Alvarez v. Smith
|Alvarez v. Smith|
|Argued October 14, 2009|
Decided December 8, 2009
|Full case name||Alvarez, Cook County State's Attorney v. Smith, et al.|
|Citations||558 U.S. 87 (more)|
130 S. Ct. 576; 175 L. Ed. 2d 447
|Opinion announcement||Opinion announcement|
|Prior||Smith v. City of Chicago, 524 F.3d 834 (7th Cir. 2008); cert. granted, 555 U.S. 1169 (2009).|
|Case dismissed as moot, judgement of the Seventh Circuit vacated|
|Majority||Breyer, joined by Roberts, Scalia, Kennedy, Thomas, Ginsburg, Alito, Sotomayor; Stevens (parts I, II)|
Alvarez v. Smith, 558 U.S. 87 (2009), was a United States Supreme Court decision on seizure of property by the Chicago Police Department, however the case was declared moot by the Court as the parties agreed that there was no longer contention over the property seized.

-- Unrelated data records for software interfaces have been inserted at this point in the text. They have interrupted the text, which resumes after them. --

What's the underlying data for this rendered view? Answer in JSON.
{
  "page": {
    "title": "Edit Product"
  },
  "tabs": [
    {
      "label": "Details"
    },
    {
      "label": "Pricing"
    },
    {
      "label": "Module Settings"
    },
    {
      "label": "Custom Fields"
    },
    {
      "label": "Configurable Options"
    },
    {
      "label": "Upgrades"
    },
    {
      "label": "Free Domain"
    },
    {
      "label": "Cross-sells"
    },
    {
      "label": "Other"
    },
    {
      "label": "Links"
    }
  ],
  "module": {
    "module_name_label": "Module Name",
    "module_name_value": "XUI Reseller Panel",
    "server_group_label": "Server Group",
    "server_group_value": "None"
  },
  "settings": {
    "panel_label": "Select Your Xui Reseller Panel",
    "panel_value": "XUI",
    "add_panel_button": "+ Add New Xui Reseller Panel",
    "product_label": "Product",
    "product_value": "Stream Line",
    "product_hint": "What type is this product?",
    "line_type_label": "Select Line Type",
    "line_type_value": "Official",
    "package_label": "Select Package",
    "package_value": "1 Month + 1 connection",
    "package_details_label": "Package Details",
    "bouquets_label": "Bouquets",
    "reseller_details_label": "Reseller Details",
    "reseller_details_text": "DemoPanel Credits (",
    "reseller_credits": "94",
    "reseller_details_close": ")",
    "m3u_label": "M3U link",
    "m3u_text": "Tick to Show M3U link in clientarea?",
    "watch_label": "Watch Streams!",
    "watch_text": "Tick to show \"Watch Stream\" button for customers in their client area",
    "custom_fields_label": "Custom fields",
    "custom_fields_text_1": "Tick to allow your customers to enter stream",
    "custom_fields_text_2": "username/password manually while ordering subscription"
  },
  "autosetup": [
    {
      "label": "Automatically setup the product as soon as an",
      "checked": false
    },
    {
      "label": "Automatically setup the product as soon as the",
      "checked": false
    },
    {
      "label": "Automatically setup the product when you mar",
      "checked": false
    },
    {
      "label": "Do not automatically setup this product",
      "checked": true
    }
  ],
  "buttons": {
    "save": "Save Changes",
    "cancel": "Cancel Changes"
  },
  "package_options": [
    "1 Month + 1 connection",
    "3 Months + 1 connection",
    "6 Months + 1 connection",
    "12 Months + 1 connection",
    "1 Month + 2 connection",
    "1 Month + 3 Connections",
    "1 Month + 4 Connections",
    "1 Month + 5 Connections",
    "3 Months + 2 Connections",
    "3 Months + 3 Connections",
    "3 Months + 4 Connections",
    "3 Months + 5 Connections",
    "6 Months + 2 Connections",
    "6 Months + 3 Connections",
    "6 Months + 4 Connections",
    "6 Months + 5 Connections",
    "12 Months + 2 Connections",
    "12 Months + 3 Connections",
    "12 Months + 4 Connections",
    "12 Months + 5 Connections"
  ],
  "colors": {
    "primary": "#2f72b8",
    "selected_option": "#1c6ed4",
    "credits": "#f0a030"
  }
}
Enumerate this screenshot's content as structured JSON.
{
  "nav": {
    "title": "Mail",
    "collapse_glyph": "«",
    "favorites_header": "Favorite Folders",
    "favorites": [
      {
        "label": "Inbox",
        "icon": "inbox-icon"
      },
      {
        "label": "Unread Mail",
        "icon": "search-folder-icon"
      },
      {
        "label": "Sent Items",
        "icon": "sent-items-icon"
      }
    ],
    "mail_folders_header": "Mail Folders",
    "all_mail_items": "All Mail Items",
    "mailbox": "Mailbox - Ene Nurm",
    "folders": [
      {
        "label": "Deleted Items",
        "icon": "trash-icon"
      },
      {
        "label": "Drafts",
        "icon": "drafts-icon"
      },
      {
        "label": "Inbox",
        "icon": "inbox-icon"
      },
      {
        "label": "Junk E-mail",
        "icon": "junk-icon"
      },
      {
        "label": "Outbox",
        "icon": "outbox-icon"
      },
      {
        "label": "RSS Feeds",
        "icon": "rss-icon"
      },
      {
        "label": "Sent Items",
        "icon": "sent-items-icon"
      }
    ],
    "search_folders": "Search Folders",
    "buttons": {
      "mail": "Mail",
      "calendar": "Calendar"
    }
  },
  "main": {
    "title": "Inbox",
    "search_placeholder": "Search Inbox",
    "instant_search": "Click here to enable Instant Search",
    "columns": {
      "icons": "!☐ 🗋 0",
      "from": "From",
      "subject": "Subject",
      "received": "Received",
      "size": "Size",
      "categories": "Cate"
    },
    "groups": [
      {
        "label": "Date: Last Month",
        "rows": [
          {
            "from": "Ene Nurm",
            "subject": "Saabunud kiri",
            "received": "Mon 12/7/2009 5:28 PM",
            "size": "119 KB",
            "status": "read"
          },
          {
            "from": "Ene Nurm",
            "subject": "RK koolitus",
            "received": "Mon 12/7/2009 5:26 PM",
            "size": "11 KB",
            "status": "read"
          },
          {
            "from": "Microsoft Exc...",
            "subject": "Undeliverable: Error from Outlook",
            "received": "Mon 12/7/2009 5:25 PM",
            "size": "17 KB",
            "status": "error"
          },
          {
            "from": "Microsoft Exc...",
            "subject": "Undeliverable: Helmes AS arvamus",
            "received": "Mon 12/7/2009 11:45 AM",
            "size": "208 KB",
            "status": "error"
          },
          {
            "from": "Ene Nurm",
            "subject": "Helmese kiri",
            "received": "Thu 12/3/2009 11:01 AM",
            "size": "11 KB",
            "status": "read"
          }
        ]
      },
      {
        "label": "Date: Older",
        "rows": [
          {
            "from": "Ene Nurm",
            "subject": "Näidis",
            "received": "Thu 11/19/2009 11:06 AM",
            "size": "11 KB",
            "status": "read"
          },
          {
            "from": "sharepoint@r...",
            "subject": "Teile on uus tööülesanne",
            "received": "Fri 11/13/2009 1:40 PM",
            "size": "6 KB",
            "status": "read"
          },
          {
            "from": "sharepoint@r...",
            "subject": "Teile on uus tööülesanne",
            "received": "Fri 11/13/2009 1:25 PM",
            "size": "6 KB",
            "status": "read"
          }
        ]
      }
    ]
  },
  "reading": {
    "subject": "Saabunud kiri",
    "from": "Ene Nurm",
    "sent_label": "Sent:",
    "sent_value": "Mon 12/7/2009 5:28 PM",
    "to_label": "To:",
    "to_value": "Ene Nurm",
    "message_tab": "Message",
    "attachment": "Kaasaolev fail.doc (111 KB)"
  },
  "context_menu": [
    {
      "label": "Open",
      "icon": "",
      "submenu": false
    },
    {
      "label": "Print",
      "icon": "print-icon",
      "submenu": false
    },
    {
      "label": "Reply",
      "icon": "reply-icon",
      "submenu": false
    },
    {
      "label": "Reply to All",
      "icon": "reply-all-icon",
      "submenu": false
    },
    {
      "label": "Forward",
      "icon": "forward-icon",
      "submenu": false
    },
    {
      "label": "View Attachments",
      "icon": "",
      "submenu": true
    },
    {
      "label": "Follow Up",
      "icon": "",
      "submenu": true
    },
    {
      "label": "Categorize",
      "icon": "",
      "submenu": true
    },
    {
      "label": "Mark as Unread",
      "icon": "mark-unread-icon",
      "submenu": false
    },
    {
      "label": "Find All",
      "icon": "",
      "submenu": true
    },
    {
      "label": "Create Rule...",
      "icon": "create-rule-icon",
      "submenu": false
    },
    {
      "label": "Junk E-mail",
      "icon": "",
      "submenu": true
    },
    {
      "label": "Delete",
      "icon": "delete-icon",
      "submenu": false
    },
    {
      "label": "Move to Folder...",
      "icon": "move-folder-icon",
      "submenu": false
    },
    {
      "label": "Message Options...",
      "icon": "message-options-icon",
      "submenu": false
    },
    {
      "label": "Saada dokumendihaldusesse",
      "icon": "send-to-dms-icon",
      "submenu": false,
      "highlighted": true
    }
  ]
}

Under the Illinois Drug Asset Forfeiture Procedure Act (DAFPA) moveable personal property used in a drug crime is subject to forfeiture and allows the police to seize property without a warrant. In addition it allows the state to keep the property for five months before judicial proceedings begin.
The respondents, all who had had property seized under the law, sued claiming that the State had failed to provide a speedy hearing to reclaim property thus violating Due Process. The District Court for the Northern District of Illinois dismissed the cases based on Seventh Circuit precedent. Respondents appealed to the Seventh Court of Appeals on the grounds that Mathews v. Eldridge requires a hearing before the seizure of real property.
The Appeals Court overruled its precedent and held that DAFPA did not provide the adequate mechanisms for owners to challenge the seizure of their property. The Court reasoned that the length of time (97 to 187 days maximum) was too long. The Seventh Circuit remanded the case back to the District Court and ordered it to devise a mechanism by which an owner can contest the seizure of his property.
Opinion of the Court
The Court declined to answer the question. In oral argument the court learned that the parties no longer disputed ownership of the property in question. Therefore, the majority opinion, written by Justice Breyer, declared the case moot and vacated the judgment of the Seventh Circuit.
Justice Stevens filled a separate opinion, agreeing with Parts I and II of the Majority (which declared the case moot) however opposed Part III which declared the judgment of the Appeals Court vacated. Stevens believed judgments should not be vacated when "the party seeking relief from judgment below caused the mootness by voluntary action," citing U.S. Bancorp Mortgage Co. v. Bonner Mall Partnership.